Exercise description:
Wherever the word "JSON" appears in the entries, copy the whole line.

Records provided:
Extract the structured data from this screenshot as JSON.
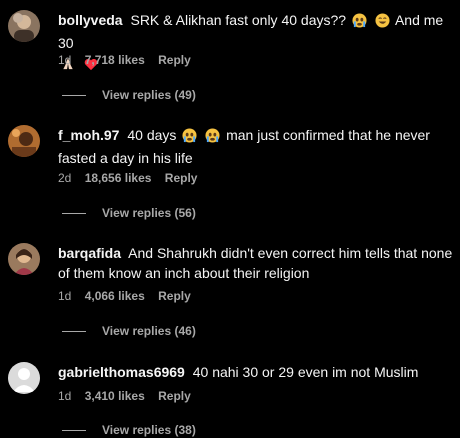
{
  "comments": [
    {
      "username": "bollyveda",
      "text_1": "SRK & Alikhan fast only 40 days??",
      "text_2": "And me 30",
      "time": "1d",
      "likes": "7,718 likes",
      "reply": "Reply",
      "view_replies": "View replies (49)"
    },
    {
      "username": "f_moh.97",
      "text_1": "40 days",
      "text_2": "man just confirmed that he never",
      "text_3": "fasted a day in his life",
      "time": "2d",
      "likes": "18,656 likes",
      "reply": "Reply",
      "view_replies": "View replies (56)"
    },
    {
      "username": "barqafida",
      "text_1": "And Shahrukh didn't even correct him tells that none",
      "text_2": "of them know an inch about their religion",
      "time": "1d",
      "likes": "4,066 likes",
      "reply": "Reply",
      "view_replies": "View replies (46)"
    },
    {
      "username": "gabrielthomas6969",
      "text_1": "40 nahi 30 or 29 even im not Muslim",
      "time": "1d",
      "likes": "3,410 likes",
      "reply": "Reply",
      "view_replies": "View replies (38)"
    }
  ],
  "colors": {
    "background": "#000000",
    "primary_text": "#f5f5f5",
    "secondary_text": "#a8a8a8",
    "heart": "#ff3040"
  },
  "icons": [
    "crying-face-emoji-icon",
    "laughing-face-emoji-icon",
    "praying-hands-emoji-icon",
    "red-heart-emoji-icon",
    "default-avatar-icon"
  ]
}
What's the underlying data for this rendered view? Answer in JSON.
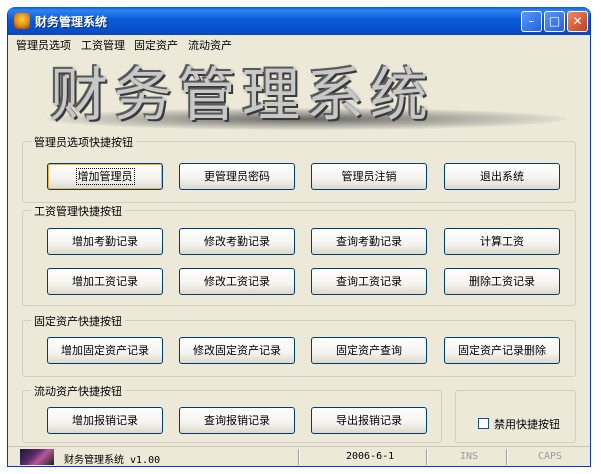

Output below:
Extract the structured data from this screenshot as JSON.
What's the underlying data for this rendered view? Answer in JSON.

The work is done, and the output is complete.